Signees include Elon Musk of Tesla, Esben Ostergaard of Universal Robotics, and Mustafa Suleyman, head of Applied AI at Google’s DeepMind.
The letter endorses the UN’s recent decision to establish a Group of Governmental Experts (GGE) to discuss lethal autonomous weapons systems and urges the group to “work hard at finding means to prevent an arms race in these weapons, to protect civilians from their misuse, and to avoid the destabilizing effects of these technologies.”
The letter’s authors warn that lethal autonomous weapons are poised to become “the third revolution in warfare.” This technology, once developed, will permit conflict “fought at a scale greater than ever, and at timescales faster than humans can comprehend.”
“We do not have long to act,” warns the letter. “Once this Pandora’s box is opened, it will be hard to close.”
The GGE’s inaugural meeting was supposed to happen this week. It was rescheduled for November due to the fact that a few states have not yet paid their financial contributions to the UN.
Toby Walsh, a professor at the University of New South Wales and one of the letter’s organizers, worries what could happen if machines had the ability to make life and death decisions. “In the longer term, I am worried we will industrialize war, introducing machines that we cannot defend ourselves against, resulting in an arms race that will destabilize further an already delicate world.
Establishing an international ban similar to those we already have on biological weapons and blinding lasers may be the only way to limit the role of dangerous killer robots on the battlefield, says Walsh.
The primary obstacle to such a ban would be the difficulty of enforcing it, especially considering the vast usefulness autonomous systems offer in all sorts of other applications. On top of that is the argument that underground forces, like terrorists and drug cartels, will continue to work on this technology even if responsible parties adhere to the ban.
In the 2015 letter mentioned above, Elon Musk and thousands of other experts argued that AI technology “has reached a point where the deployment of such systems is…feasible within years, not decades, and the stakes are high. It will only be a matter of time until they appear on the black market and in the hands of terrorists, dictators wishing to better control their populace, warlords wishing to perpetrate ethnic cleansing, etc.”
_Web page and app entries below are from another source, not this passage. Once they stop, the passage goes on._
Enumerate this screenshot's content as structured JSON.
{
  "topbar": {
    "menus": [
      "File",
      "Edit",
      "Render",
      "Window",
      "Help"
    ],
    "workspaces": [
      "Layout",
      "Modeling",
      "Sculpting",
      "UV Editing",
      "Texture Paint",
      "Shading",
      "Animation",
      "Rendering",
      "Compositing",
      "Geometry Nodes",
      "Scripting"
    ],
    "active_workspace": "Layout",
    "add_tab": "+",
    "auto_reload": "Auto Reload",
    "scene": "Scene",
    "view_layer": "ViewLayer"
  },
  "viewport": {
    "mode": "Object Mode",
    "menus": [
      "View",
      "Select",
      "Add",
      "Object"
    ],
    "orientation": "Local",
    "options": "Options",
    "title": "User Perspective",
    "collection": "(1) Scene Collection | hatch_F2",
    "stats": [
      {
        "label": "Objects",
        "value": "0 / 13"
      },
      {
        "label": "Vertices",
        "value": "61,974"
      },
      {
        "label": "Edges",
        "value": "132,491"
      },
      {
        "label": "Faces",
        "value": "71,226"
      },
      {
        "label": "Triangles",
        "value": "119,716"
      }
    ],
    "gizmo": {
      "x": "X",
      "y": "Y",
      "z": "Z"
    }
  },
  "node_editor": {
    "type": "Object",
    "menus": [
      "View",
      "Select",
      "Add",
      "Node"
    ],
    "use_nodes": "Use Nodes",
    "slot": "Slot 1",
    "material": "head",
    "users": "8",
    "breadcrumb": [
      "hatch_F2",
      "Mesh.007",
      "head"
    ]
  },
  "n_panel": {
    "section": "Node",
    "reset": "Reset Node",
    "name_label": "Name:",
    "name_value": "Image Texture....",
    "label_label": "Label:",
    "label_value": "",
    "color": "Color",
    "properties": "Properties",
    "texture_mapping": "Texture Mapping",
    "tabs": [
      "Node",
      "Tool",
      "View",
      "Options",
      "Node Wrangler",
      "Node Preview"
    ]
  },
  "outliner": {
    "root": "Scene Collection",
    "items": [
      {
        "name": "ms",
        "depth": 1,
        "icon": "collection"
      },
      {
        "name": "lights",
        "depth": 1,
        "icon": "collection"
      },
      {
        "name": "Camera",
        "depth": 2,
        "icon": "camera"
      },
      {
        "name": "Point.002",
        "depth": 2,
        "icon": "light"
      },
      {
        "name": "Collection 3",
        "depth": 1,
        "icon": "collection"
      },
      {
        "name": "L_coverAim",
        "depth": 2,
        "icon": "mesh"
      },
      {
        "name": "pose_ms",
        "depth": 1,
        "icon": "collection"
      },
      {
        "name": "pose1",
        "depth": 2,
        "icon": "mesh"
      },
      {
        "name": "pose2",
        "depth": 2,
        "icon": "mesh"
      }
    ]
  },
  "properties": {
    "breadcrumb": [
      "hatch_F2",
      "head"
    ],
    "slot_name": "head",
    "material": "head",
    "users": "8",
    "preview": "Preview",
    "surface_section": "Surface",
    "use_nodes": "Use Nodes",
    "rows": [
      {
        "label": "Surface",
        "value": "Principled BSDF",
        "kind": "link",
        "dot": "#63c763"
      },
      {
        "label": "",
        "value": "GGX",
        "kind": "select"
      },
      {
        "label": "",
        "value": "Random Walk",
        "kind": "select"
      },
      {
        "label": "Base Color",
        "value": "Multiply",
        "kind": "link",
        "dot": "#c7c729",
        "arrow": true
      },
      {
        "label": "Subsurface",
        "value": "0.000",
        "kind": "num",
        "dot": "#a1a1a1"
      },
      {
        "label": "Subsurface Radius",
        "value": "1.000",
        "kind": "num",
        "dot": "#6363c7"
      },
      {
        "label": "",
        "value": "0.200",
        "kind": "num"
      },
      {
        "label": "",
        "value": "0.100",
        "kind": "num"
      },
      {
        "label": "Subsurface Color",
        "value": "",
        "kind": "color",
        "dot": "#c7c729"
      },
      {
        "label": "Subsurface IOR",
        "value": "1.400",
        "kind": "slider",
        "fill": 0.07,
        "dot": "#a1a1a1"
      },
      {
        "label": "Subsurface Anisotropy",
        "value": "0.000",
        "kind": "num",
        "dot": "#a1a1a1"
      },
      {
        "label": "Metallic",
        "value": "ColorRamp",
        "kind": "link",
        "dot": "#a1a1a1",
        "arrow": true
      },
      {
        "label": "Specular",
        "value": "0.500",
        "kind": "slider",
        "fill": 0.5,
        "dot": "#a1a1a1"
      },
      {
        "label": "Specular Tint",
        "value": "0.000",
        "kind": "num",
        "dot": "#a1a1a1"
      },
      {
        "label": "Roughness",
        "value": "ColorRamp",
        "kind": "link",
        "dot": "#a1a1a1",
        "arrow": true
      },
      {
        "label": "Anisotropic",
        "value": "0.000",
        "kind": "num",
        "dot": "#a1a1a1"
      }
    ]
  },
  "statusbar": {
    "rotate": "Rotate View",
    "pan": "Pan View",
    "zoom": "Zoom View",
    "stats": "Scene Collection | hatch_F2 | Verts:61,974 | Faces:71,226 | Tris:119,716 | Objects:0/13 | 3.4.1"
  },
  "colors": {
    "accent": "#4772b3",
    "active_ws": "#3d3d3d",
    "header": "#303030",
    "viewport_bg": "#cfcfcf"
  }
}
“At present, I haven’t identified any particular aspect which both makes a system transition from a semi-autonomous to a fully autonomous lethal weapons system, and is auditable in a straightforward manner by a third party,” admits Ryan Gariepy, CTO of Clearpath Robotics.
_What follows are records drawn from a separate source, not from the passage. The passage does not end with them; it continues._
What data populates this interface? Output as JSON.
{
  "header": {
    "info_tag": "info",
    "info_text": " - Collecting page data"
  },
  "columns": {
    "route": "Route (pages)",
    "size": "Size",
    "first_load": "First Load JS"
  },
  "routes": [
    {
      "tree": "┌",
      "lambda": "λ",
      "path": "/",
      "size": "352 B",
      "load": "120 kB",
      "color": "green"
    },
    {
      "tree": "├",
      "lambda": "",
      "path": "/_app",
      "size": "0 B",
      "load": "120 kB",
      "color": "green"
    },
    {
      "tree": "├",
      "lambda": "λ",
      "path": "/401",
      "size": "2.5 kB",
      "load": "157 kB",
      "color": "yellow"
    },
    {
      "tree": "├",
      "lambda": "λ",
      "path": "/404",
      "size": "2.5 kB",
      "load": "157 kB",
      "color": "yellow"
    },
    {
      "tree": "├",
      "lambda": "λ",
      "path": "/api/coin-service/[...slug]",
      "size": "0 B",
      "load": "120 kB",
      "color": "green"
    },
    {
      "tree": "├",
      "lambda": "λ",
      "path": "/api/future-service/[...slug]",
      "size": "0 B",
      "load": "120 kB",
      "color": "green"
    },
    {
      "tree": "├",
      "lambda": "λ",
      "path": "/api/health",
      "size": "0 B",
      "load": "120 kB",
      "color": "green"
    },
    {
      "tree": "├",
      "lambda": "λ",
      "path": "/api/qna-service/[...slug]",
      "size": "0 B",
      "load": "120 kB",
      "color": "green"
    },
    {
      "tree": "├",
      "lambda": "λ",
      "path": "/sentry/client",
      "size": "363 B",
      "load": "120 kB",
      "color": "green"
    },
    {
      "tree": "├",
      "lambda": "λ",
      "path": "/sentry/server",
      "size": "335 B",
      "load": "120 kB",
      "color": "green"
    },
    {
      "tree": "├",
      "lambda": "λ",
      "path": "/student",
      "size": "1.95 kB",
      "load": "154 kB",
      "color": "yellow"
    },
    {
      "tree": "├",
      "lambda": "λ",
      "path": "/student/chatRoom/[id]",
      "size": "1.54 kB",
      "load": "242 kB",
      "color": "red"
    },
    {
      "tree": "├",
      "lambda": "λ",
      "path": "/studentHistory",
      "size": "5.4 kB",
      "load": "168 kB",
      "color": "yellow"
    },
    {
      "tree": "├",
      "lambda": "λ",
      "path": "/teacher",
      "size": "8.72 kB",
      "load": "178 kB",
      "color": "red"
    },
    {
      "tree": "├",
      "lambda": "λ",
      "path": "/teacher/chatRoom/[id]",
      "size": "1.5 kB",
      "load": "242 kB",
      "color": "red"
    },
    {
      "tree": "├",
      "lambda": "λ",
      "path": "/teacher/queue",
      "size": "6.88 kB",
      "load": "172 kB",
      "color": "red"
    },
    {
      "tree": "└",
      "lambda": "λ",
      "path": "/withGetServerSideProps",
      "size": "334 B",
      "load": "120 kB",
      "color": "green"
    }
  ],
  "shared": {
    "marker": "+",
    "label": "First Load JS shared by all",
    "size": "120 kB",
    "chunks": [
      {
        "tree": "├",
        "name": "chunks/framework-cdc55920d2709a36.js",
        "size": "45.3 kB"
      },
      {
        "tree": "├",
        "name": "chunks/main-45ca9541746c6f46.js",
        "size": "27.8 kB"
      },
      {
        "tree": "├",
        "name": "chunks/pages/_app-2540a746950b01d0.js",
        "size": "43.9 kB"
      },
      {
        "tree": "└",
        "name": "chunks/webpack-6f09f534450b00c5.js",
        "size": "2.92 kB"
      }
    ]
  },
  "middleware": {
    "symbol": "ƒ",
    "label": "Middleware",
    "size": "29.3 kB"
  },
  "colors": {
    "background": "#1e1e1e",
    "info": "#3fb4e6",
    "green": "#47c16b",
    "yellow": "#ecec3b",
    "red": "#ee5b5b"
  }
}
According to Gariepy, one of the most important things that could come out of the initial GGE meeting is the understanding that the use of LAWS is just not the way conflicts should happen. Such an understanding could pressure governments not to use autonomous systems, even if a ban does not exist.